I enjoy supporting decision-makers who are working to protect human health and the environment, adapt to climate change, and build community resilience with limited resources. In data-rich environments, I develop new methodologies that allow resource managers to access and work with large amounts of data in a flexible way. When data are lacking, I manage assessments that incorporate the experience of local stakeholders into collaborative decision support tools.
Dr. Julie Blue (she/her/hers), ERG’s principal hydrologist, has more than two decades of experience in environmental research for federal agencies related to groundwater, surface water, stormwater, drinking water, wastewater, hazardous waste, and climate change. She has supported the U.S. Environmental Protection Agency’s Office of Research and Development for many years as a principal investigator and contract manager for a wide variety of research projects.
At ERG, she leads diverse projects on groundwater protection and remediation. These include developing a state-of-the-science report on enhanced aquifer recharge of stormwater, an analysis of how lead isotopes in soils can be used to understand the sources of lead contamination, a tool for screening risks posed by aquifer exemption areas, and an evaluation of the remedial technologies available for treating groundwater contamination at former smelting sites. She also has extensive experience developing tools for conducting climate change vulnerability assessments and planning for adaptation. She led a six-year project for the U.S. Army Corps of Engineers to develop a groundbreaking web-based climate change vulnerability assessment tool, now being deployed by the U.S. Army. She was a key contributor to the fourth National Climate Assessment and continues to provide her expertise in support of city, county, state, and national climate adaptation efforts.

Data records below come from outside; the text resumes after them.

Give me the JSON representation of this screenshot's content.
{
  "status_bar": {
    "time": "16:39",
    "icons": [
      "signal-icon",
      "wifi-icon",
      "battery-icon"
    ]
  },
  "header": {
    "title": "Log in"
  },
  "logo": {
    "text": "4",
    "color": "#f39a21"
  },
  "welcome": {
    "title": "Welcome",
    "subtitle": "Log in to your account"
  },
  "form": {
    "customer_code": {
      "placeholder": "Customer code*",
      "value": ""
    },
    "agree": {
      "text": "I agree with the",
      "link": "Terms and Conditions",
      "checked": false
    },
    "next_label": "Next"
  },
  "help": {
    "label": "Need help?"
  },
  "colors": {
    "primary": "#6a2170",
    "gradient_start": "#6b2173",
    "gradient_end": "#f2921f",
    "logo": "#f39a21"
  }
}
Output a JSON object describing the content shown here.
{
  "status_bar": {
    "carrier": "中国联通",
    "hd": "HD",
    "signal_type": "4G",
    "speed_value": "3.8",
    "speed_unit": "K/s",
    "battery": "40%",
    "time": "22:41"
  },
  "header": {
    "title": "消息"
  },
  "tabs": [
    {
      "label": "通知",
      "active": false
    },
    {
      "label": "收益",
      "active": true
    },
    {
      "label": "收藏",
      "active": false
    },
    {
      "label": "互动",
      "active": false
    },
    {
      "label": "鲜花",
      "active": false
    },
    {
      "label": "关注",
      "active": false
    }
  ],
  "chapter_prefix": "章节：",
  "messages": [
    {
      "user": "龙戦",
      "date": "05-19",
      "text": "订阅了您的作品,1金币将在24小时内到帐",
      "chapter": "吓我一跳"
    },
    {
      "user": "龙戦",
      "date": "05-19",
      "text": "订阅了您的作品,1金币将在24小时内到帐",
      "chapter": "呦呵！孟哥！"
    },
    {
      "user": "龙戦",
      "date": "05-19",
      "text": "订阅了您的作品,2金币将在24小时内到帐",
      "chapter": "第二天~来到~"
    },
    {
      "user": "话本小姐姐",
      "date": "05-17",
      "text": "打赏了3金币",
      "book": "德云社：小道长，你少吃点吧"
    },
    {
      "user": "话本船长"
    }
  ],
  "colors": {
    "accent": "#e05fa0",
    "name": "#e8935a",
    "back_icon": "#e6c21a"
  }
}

Julie holds a B.A. in English and mathematics from Swarthmore College, an M.A. in English from Indiana University, and an M.S. in Earth sciences from the University of California, Santa Cruz. She received her Ph.D. in engineering (hydrology) from the University of Arizona. She is a member of the scientific research society Sigma Xi, and spends her free time hiking, coaching Suzuki cello, and contributing to citizen science.